- TASK DETAILS: Below are some entries; state how many of their lines include the word "JSON" and give no more than that number.
━━ DATA SECTION ━━
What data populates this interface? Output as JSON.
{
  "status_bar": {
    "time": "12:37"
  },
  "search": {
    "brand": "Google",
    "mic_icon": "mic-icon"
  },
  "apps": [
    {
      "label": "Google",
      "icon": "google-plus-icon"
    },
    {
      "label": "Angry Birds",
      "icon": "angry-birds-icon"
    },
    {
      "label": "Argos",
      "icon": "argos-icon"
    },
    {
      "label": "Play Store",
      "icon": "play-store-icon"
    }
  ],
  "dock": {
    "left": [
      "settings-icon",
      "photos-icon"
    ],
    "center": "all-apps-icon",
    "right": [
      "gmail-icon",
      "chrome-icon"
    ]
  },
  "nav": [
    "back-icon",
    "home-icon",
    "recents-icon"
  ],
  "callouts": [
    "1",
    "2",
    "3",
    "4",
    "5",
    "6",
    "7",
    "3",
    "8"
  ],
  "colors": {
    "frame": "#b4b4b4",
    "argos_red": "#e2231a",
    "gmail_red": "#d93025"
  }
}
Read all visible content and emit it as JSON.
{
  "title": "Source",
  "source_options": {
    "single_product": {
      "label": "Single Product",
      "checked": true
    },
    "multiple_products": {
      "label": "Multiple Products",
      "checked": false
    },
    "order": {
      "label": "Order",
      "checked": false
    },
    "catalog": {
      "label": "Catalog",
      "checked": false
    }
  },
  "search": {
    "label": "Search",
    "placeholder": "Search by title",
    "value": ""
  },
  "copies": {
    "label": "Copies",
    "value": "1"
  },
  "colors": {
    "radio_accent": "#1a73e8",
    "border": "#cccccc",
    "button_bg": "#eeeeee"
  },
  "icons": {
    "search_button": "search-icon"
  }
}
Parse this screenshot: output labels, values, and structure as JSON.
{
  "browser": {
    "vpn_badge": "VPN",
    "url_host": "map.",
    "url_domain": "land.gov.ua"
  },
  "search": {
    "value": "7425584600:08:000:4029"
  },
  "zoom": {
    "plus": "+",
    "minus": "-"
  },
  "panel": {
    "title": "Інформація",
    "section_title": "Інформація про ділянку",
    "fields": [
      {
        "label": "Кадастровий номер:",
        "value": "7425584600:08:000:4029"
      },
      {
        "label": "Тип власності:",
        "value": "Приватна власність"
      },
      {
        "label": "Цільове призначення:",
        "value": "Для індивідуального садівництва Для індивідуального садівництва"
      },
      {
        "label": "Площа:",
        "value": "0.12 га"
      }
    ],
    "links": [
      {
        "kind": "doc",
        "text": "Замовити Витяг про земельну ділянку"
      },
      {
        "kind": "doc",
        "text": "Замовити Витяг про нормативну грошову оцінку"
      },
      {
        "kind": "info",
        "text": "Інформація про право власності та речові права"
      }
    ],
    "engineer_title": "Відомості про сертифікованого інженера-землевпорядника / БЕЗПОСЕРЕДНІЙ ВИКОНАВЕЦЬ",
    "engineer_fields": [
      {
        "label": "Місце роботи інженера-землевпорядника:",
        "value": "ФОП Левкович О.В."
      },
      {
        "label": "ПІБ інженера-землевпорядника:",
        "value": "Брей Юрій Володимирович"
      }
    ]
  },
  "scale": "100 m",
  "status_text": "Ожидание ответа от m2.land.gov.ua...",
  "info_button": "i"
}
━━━
- EXPECTED ANSWER: 3